# Work instructions:
Please print every record below exactly as written, leaving out the pictures.

(Records from a data collection)
===============

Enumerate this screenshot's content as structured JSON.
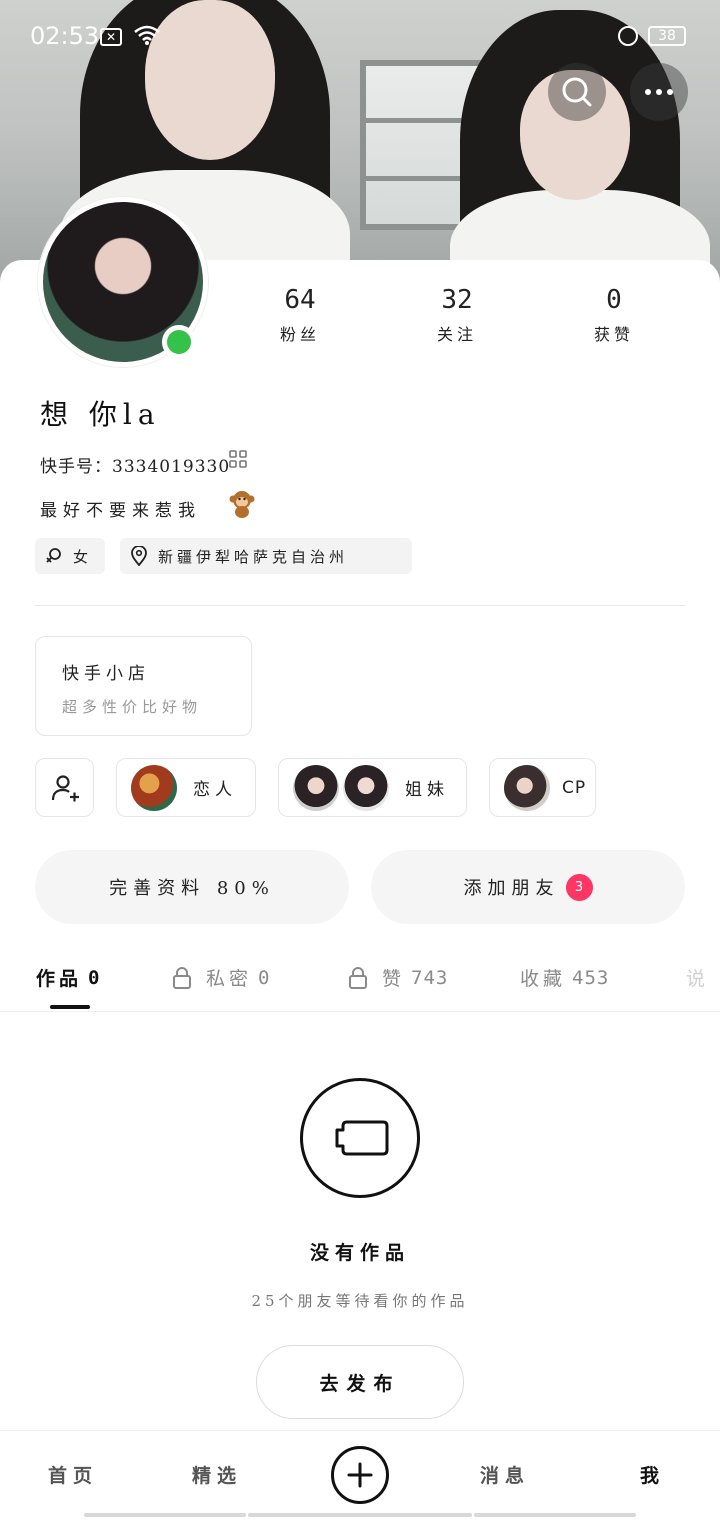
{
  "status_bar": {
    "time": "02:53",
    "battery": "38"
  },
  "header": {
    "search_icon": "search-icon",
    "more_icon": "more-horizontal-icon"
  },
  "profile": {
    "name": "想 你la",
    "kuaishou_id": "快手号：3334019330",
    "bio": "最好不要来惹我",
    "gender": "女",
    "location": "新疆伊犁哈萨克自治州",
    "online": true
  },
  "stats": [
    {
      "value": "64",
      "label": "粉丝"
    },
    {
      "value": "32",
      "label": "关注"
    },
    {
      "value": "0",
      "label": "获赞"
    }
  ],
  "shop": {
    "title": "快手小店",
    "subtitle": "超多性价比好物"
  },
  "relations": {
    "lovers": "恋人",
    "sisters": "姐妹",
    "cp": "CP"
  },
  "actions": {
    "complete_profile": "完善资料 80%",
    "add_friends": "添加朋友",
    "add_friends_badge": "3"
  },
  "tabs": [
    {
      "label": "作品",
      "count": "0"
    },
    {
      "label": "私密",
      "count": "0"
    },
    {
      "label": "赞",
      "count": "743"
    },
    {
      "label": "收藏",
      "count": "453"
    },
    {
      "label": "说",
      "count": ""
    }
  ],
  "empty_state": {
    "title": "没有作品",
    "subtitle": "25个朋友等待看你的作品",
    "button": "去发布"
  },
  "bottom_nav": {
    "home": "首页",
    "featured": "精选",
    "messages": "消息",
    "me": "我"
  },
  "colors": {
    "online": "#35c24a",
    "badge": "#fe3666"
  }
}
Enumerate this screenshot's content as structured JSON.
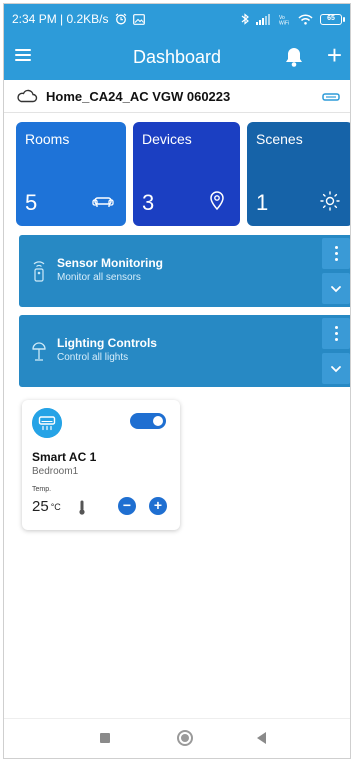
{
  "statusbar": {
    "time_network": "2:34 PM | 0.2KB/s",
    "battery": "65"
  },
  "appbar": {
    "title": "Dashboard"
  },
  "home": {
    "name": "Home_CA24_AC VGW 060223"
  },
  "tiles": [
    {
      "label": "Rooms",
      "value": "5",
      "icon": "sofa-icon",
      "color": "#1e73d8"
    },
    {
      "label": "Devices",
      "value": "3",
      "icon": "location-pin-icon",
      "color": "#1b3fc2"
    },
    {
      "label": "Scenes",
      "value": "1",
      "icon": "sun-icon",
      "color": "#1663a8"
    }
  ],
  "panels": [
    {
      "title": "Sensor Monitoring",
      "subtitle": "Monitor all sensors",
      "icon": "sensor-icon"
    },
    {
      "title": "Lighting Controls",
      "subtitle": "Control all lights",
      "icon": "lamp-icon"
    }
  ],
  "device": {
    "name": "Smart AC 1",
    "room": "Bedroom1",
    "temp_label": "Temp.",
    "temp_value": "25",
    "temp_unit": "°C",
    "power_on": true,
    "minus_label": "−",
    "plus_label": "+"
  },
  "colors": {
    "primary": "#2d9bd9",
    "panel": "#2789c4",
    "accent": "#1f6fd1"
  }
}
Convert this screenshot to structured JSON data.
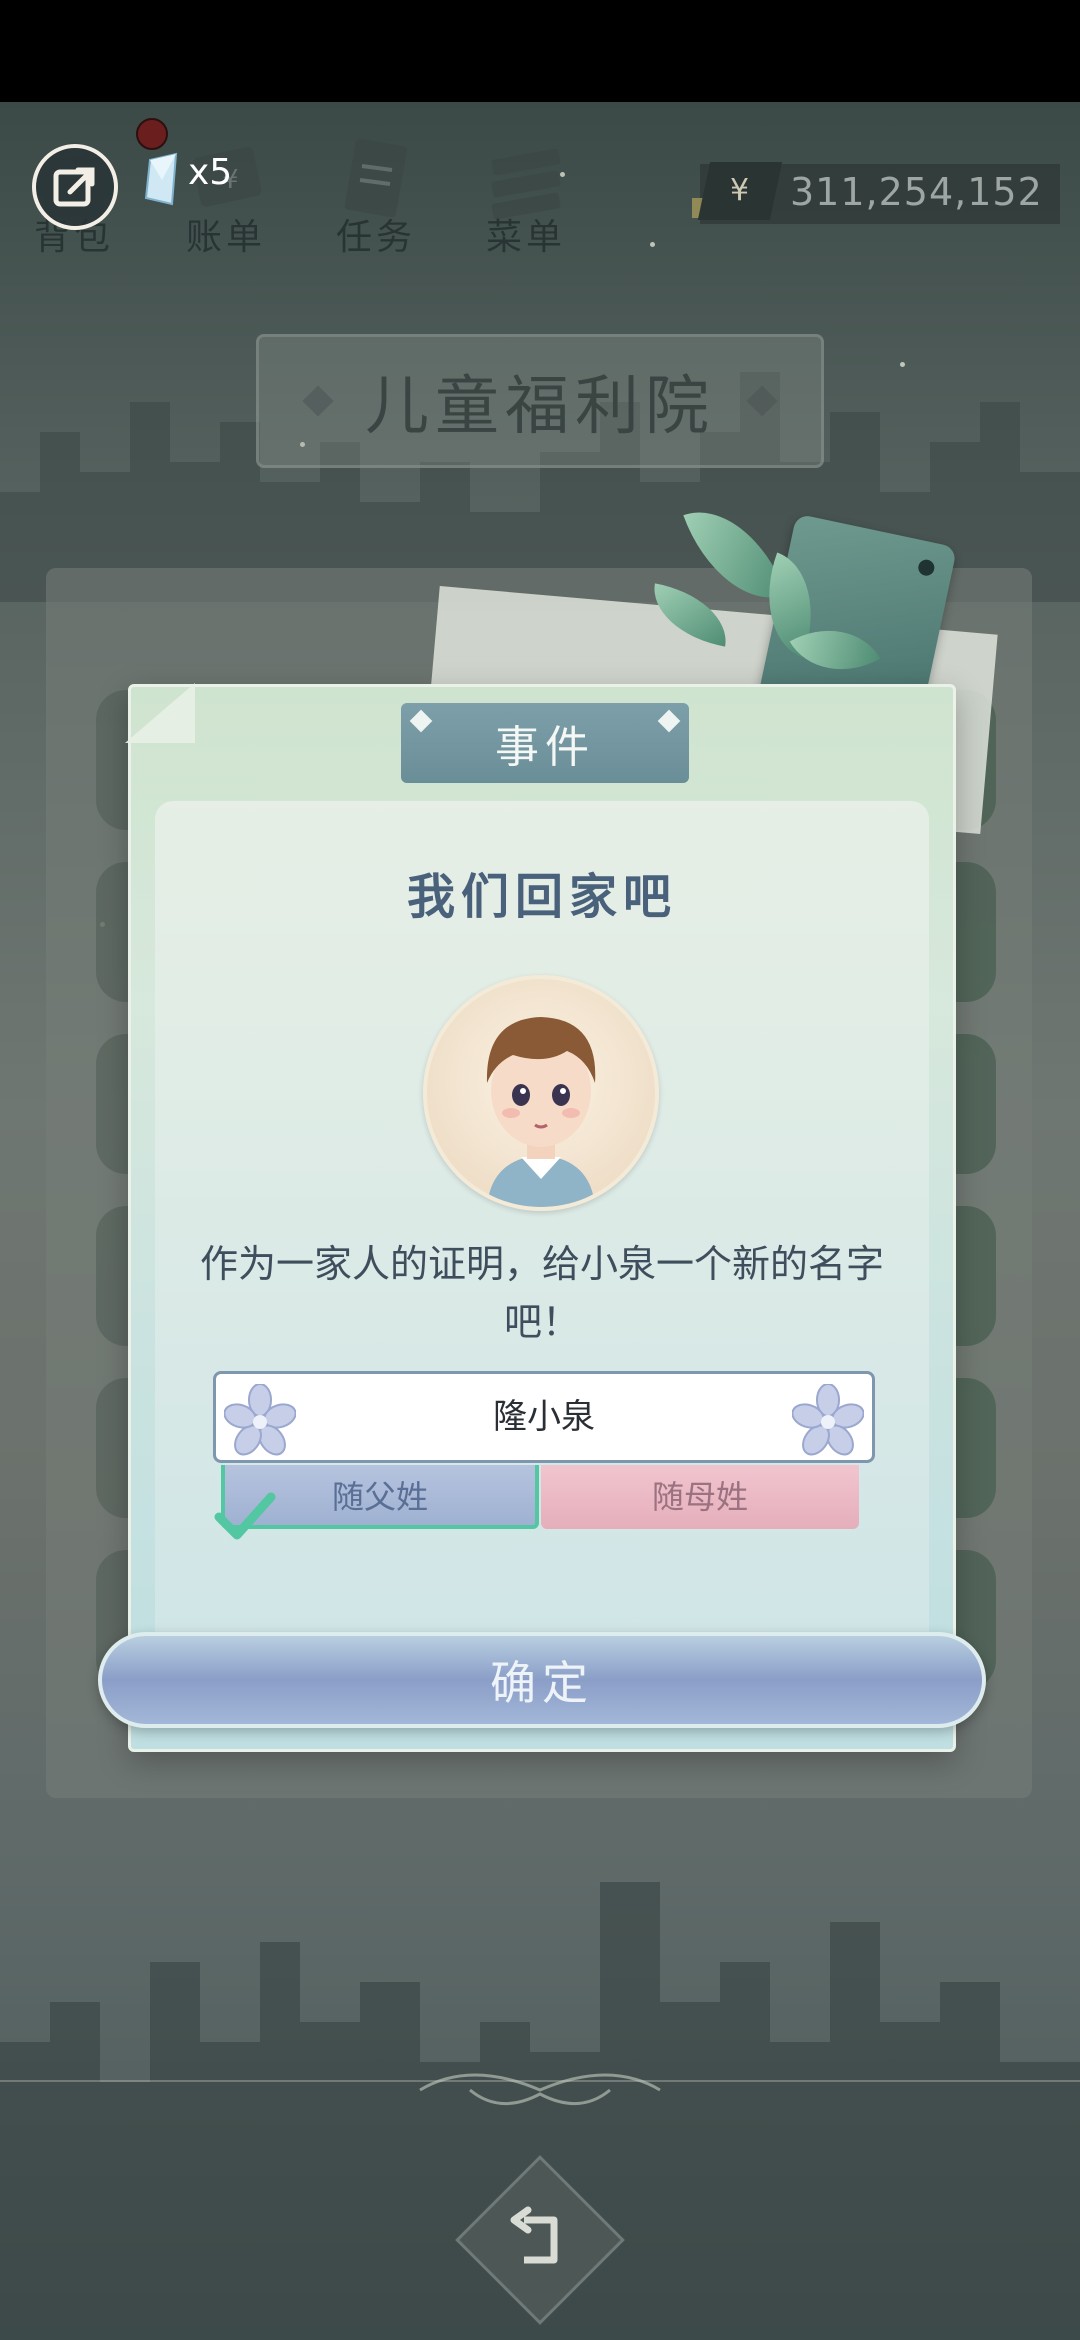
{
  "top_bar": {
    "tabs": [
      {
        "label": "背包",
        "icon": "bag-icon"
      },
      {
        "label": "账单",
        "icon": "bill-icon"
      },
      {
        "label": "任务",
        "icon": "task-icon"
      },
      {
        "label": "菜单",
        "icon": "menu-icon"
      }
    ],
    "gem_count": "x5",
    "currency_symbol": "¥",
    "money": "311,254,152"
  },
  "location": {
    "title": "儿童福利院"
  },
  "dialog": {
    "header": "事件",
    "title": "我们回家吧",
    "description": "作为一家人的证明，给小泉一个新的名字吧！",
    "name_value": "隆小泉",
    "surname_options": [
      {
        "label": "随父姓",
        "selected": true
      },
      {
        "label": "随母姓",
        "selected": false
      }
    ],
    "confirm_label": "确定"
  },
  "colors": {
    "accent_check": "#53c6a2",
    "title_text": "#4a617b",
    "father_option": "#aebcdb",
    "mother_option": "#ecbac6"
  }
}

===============

# Solution for this task:
Enumerate this screenshot's content as structured JSON.
{
  "status_bar": {
    "time": "02:53",
    "battery": "38"
  },
  "header": {
    "search_icon": "search-icon",
    "more_icon": "more-horizontal-icon"
  },
  "profile": {
    "name": "想 你la",
    "kuaishou_id": "快手号：3334019330",
    "bio": "最好不要来惹我",
    "gender": "女",
    "location": "新疆伊犁哈萨克自治州",
    "online": true
  },
  "stats": [
    {
      "value": "64",
      "label": "粉丝"
    },
    {
      "value": "32",
      "label": "关注"
    },
    {
      "value": "0",
      "label": "获赞"
    }
  ],
  "shop": {
    "title": "快手小店",
    "subtitle": "超多性价比好物"
  },
  "relations": {
    "lovers": "恋人",
    "sisters": "姐妹",
    "cp": "CP"
  },
  "actions": {
    "complete_profile": "完善资料 80%",
    "add_friends": "添加朋友",
    "add_friends_badge": "3"
  },
  "tabs": [
    {
      "label": "作品",
      "count": "0"
    },
    {
      "label": "私密",
      "count": "0"
    },
    {
      "label": "赞",
      "count": "743"
    },
    {
      "label": "收藏",
      "count": "453"
    },
    {
      "label": "说",
      "count": ""
    }
  ],
  "empty_state": {
    "title": "没有作品",
    "subtitle": "25个朋友等待看你的作品",
    "button": "去发布"
  },
  "bottom_nav": {
    "home": "首页",
    "featured": "精选",
    "messages": "消息",
    "me": "我"
  },
  "colors": {
    "online": "#35c24a",
    "badge": "#fe3666"
  }
}
Enumerate this screenshot's content as structured JSON.
{
  "statusbar": {
    "time_network": "2:34 PM | 0.2KB/s",
    "battery": "65"
  },
  "appbar": {
    "title": "Dashboard"
  },
  "home": {
    "name": "Home_CA24_AC VGW 060223"
  },
  "tiles": [
    {
      "label": "Rooms",
      "value": "5",
      "icon": "sofa-icon",
      "color": "#1e73d8"
    },
    {
      "label": "Devices",
      "value": "3",
      "icon": "location-pin-icon",
      "color": "#1b3fc2"
    },
    {
      "label": "Scenes",
      "value": "1",
      "icon": "sun-icon",
      "color": "#1663a8"
    }
  ],
  "panels": [
    {
      "title": "Sensor Monitoring",
      "subtitle": "Monitor all sensors",
      "icon": "sensor-icon"
    },
    {
      "title": "Lighting Controls",
      "subtitle": "Control all lights",
      "icon": "lamp-icon"
    }
  ],
  "device": {
    "name": "Smart AC 1",
    "room": "Bedroom1",
    "temp_label": "Temp.",
    "temp_value": "25",
    "temp_unit": "°C",
    "power_on": true,
    "minus_label": "−",
    "plus_label": "+"
  },
  "colors": {
    "primary": "#2d9bd9",
    "panel": "#2789c4",
    "accent": "#1f6fd1"
  }
}
Convert this screenshot to structured JSON data.
{
  "top_bar": {
    "tabs": [
      {
        "label": "背包",
        "icon": "bag-icon"
      },
      {
        "label": "账单",
        "icon": "bill-icon"
      },
      {
        "label": "任务",
        "icon": "task-icon"
      },
      {
        "label": "菜单",
        "icon": "menu-icon"
      }
    ],
    "gem_count": "x5",
    "currency_symbol": "¥",
    "money": "311,254,152"
  },
  "location": {
    "title": "儿童福利院"
  },
  "dialog": {
    "header": "事件",
    "title": "我们回家吧",
    "description": "作为一家人的证明，给小泉一个新的名字吧！",
    "name_value": "隆小泉",
    "surname_options": [
      {
        "label": "随父姓",
        "selected": true
      },
      {
        "label": "随母姓",
        "selected": false
      }
    ],
    "confirm_label": "确定"
  },
  "colors": {
    "accent_check": "#53c6a2",
    "title_text": "#4a617b",
    "father_option": "#aebcdb",
    "mother_option": "#ecbac6"
  }
}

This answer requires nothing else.